By the late 1880s, Camille Pissarro paintings had moved away from Neo-Impressionism. Despite his earlier associations with Seurat and Signac, he described it as “too artificial.” His work became more subtle, controlled, and careful as he approached old age.
Pissarro faced continuing financial problems well into his sixties, but he remained true to his creative approach, prioritizing integrity over commercial success.
During the 1890s Pissarro returned to London where he painted views of Kew Gardens and Stamford Brook, giving fascinating insights into the city’s expansion. However, London never inspired Pissarro to the same extent as Paris.

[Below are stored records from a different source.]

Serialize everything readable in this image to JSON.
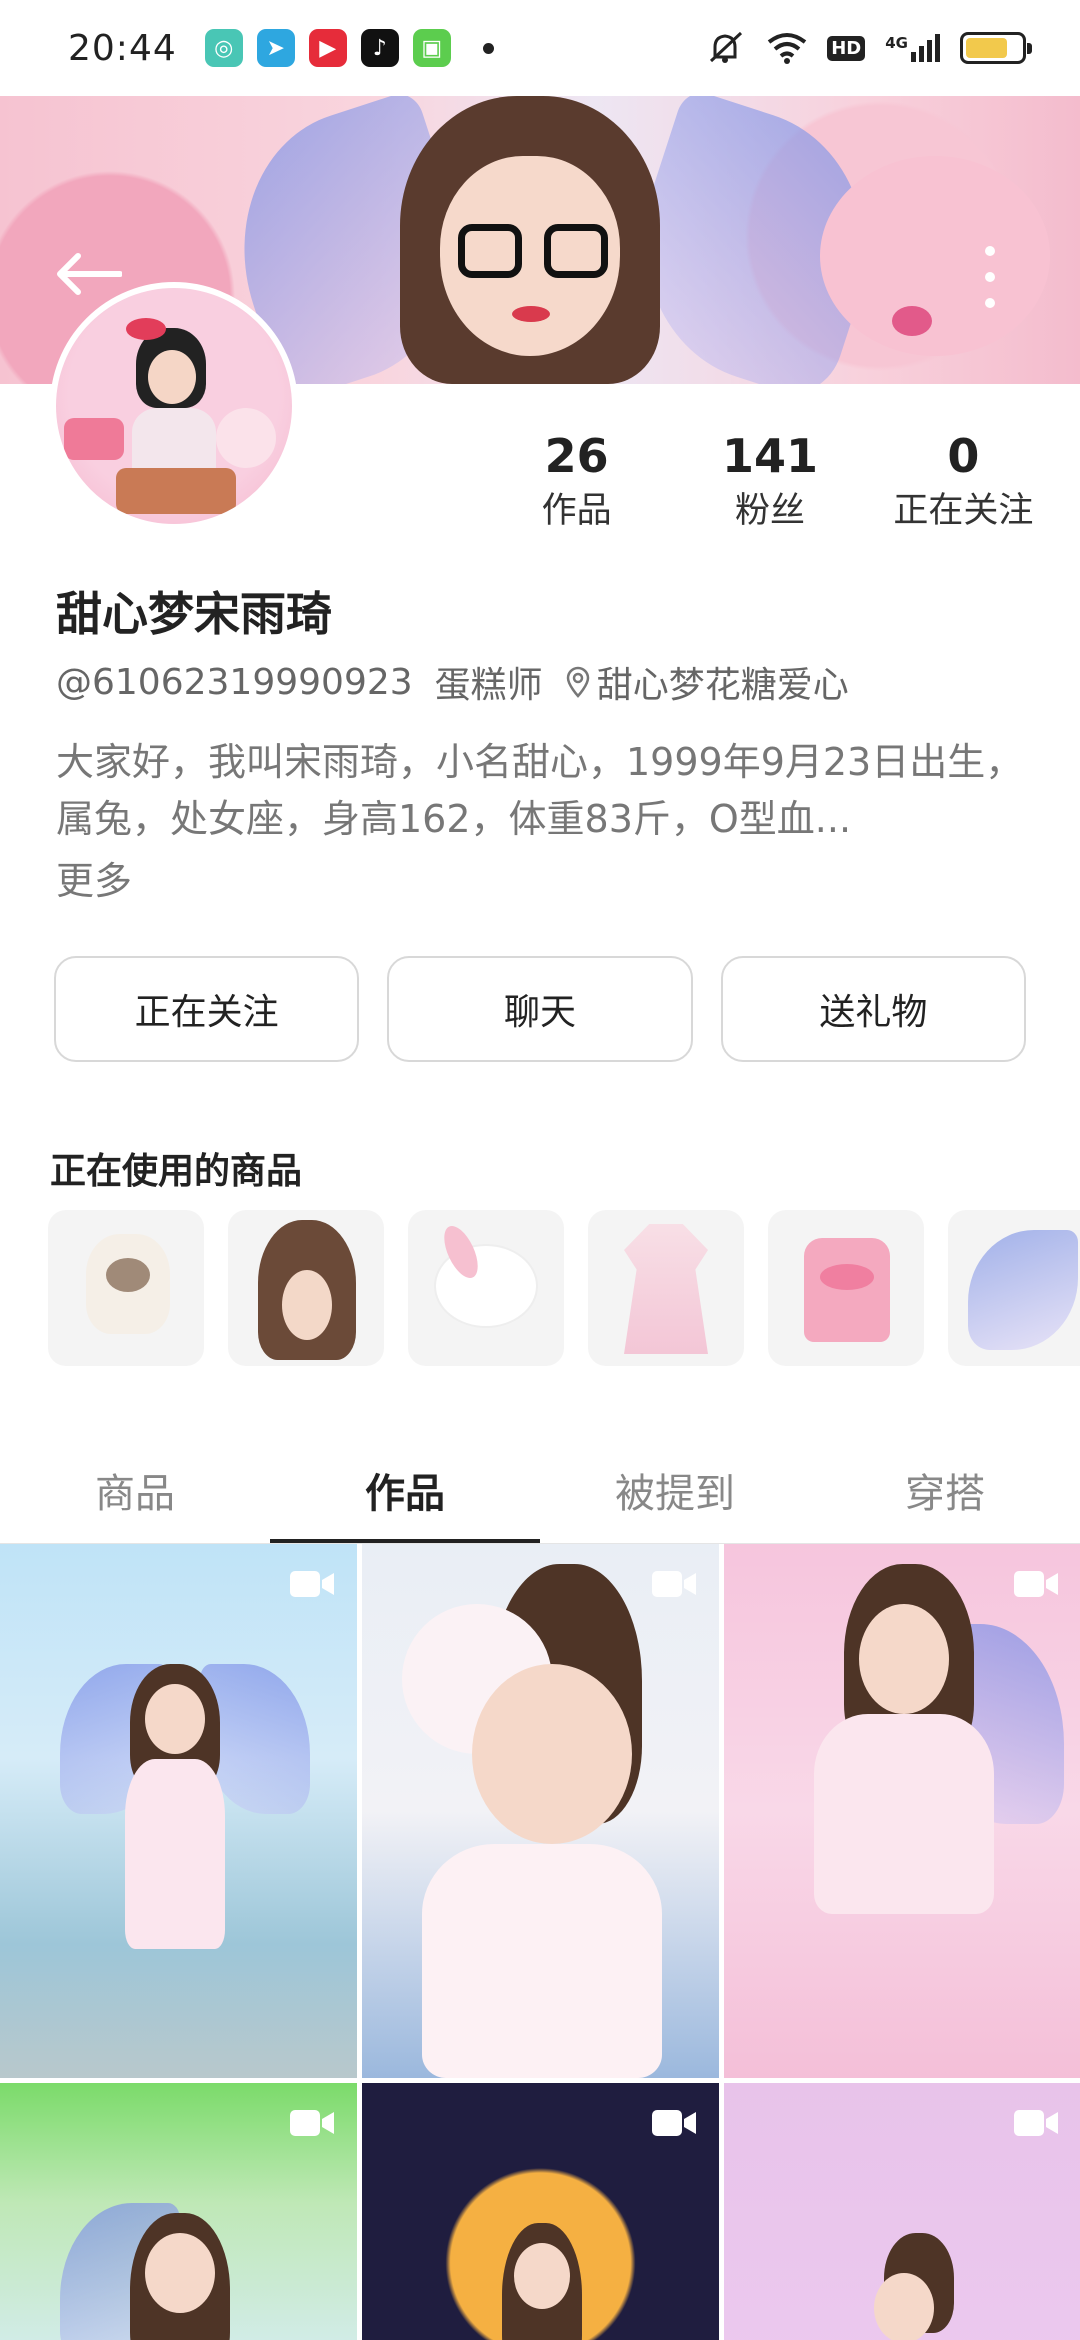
{
  "status_bar": {
    "time": "20:44",
    "app_icons": [
      {
        "name": "app-icon-green",
        "color": "#49c6b5",
        "glyph": "◎"
      },
      {
        "name": "telegram-icon",
        "color": "#2ea7e0",
        "glyph": "➤"
      },
      {
        "name": "youtube-icon",
        "color": "#e62c3a",
        "glyph": "▶"
      },
      {
        "name": "tiktok-icon",
        "color": "#111111",
        "glyph": "♪"
      },
      {
        "name": "app-icon-lime",
        "color": "#5ccd4e",
        "glyph": "▣"
      }
    ],
    "network": "4G",
    "hd_label": "HD"
  },
  "profile": {
    "name": "甜心梦宋雨琦",
    "handle": "@61062319990923",
    "occupation": "蛋糕师",
    "location": "甜心梦花糖爱心",
    "bio": "大家好，我叫宋雨琦，小名甜心，1999年9月23日出生，属兔，处女座，身高162，体重83斤，O型血...",
    "more_label": "更多"
  },
  "stats": [
    {
      "value": "26",
      "label": "作品"
    },
    {
      "value": "141",
      "label": "粉丝"
    },
    {
      "value": "0",
      "label": "正在关注"
    }
  ],
  "actions": {
    "follow_label": "正在关注",
    "chat_label": "聊天",
    "gift_label": "送礼物"
  },
  "items_section": {
    "title": "正在使用的商品",
    "items": [
      "cat-plush",
      "hairstyle",
      "bunny-plush",
      "pink-dress",
      "pink-backpack",
      "fairy-wings"
    ]
  },
  "tabs": [
    "商品",
    "作品",
    "被提到",
    "穿搭"
  ],
  "active_tab": "作品",
  "colors": {
    "accent": "#222222",
    "muted_text": "#777777",
    "border": "#d8d8d8"
  }
}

The Boulevard Montmartre at Night (1897) exemplifies Pissarro’s infatuation with Paris. He painted the wide avenue in all weathers, at all times of the day. Intriguingly though, this artwork is the only night painting by Pissarro.
Pissarro painted the work to explore patterns of artificial light reflected on rainy pavements. The cool white street lamps contrast with the warm, traditional yellows of shop windows. Pissarro’s brushwork is so loose and free that it is almost abstract, merely suggesting passing crowds and traffic.
In later years, Pissarro suffered from recurrent eye infections. As a result, Pissaro could not paint Plein air except in clear weather. As a result, he increasingly painted city scenes from hotel windows and balconies. As demonstrated in The Tuileries Gardens Morning Spring Sun (1899), his later paintings contain views from a high-up perspective.
Pissarro died on 13 November 1903 in Eragny-sur-Epte. He is buried in his beloved Paris, and his tomb is in the Père Lachaise Cemetery.
If you love the unparalleled beauty of Camille Pissarro art, explore our extensive collection of high-quality oil paintings from famous Impressionist artists. As well as Pissarro Impressionist landscape paintings, you’ll find stunning artwork from Claude Monet, Georges Seurat, Paul Signac, and many more.